On a weekend camping trip near Palm Springs we stopped at a remote supermarket for supplies. Around the soup section, I discovered a real old-timer. His wrinkled face was red and rough, and his pushcart contained only two items: cranberry juice and Cape Cod potato chips.
“With your taste in food, you could be from Massachusetts,” I said.
“I’m from Buzzards Bay,” he shouted.
“Well,” I said, “I grew up in Buzzards Bay.”
“Well, I grew up in Attleboro,” he barked.
“Wow,” I said, “I was born in Attleboro,”
He growled, “Is this some game you young people play up in L.A.?”
“No,” I said.”Well, I got ya! I really grew up in North Attleboro.”
“Hey,” I exclaimed, “Clint Tingley was from North Attleboro.”
“You don’t know Clint Tingley!” he erupted.
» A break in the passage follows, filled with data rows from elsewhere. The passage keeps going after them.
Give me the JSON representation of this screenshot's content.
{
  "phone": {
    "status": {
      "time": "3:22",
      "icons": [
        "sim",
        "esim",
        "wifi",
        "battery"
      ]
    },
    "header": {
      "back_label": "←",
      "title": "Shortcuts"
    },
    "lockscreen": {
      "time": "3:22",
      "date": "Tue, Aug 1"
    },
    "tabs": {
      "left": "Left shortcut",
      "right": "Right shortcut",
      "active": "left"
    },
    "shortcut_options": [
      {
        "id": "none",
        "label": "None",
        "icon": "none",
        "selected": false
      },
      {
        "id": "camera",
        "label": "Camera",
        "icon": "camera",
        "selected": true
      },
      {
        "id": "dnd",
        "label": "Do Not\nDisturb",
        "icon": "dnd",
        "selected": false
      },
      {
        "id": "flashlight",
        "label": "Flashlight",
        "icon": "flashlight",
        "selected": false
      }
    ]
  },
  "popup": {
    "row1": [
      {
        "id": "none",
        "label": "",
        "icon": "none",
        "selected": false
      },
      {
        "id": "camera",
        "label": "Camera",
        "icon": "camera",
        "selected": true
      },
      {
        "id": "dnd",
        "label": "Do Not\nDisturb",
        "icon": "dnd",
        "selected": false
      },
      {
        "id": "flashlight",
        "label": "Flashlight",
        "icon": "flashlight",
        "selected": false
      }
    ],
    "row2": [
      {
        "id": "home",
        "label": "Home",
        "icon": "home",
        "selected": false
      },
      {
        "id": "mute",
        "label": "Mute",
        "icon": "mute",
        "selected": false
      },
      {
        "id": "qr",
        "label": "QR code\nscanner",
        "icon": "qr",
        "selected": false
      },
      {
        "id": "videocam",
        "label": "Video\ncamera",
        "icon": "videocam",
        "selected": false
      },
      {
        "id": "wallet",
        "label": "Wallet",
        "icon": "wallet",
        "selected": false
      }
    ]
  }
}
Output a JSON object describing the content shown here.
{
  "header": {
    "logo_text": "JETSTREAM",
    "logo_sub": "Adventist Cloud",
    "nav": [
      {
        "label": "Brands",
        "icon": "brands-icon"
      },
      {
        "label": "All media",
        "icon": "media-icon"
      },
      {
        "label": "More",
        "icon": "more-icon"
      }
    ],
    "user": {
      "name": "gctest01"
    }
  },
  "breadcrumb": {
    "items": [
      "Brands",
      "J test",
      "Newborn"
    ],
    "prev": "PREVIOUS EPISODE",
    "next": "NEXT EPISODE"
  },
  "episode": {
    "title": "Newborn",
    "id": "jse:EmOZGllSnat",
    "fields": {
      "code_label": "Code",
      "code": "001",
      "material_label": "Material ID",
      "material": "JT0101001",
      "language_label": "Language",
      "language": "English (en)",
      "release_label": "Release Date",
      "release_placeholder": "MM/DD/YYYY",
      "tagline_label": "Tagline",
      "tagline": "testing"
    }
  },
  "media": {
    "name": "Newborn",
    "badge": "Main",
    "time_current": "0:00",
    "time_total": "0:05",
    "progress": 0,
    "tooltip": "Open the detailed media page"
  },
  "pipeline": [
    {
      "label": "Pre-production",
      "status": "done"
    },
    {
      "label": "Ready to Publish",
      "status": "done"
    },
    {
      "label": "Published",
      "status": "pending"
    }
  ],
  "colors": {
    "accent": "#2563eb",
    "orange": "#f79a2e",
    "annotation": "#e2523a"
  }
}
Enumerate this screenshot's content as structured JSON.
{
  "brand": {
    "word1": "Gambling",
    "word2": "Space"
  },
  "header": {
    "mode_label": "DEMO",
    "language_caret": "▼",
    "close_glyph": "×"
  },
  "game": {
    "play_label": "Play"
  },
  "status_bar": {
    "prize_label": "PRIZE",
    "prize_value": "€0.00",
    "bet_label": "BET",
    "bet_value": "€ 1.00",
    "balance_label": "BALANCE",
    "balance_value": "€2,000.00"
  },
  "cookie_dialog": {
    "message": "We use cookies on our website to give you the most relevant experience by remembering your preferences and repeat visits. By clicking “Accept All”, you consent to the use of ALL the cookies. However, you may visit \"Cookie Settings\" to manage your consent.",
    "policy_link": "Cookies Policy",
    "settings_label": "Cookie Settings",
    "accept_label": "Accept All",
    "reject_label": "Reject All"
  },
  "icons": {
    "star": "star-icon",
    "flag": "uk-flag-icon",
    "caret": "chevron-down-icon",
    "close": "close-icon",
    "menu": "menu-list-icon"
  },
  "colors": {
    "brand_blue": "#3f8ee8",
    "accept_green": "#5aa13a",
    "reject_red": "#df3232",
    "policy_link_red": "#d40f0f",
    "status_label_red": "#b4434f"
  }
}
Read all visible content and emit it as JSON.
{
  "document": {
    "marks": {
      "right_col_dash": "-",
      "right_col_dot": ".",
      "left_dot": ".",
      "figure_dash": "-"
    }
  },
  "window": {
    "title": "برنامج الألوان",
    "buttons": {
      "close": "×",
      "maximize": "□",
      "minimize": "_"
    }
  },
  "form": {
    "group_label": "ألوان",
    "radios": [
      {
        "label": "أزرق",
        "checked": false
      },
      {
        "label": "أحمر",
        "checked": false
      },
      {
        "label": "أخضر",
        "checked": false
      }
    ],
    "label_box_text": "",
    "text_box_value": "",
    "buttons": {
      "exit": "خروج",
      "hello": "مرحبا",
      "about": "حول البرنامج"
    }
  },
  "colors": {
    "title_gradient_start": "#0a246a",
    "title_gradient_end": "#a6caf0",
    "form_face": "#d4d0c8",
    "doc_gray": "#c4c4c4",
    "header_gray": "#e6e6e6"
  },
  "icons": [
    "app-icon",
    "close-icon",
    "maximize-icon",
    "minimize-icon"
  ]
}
“I certainly do.”
“Yeah,” he said. “What was unique about him?”
“He only had one arm,” I said.
“Ah,” he questioned, “which arm was missing?”
“How’d he lose it?”
“In a battle during World War II.”
“Where’d this battle take place?”
I thought, “My heavens, what will it take?” but calmly replied, “The south of France near Nice. Later, he married Sarah, they had three kids, he worked as a police officer, he loved fishing, and if you knew him well enough, you’d know he served a mighty potent homemade brew called ‘Clint’s Moosejuice.'”
“My God,” he whispered. “You do know Clint Tingley. You must be from Massachusetts.”
Excerpt from “Why New Englanders Are Famous for Being Warm and Friendly,” Yankee Magazine, July 1993.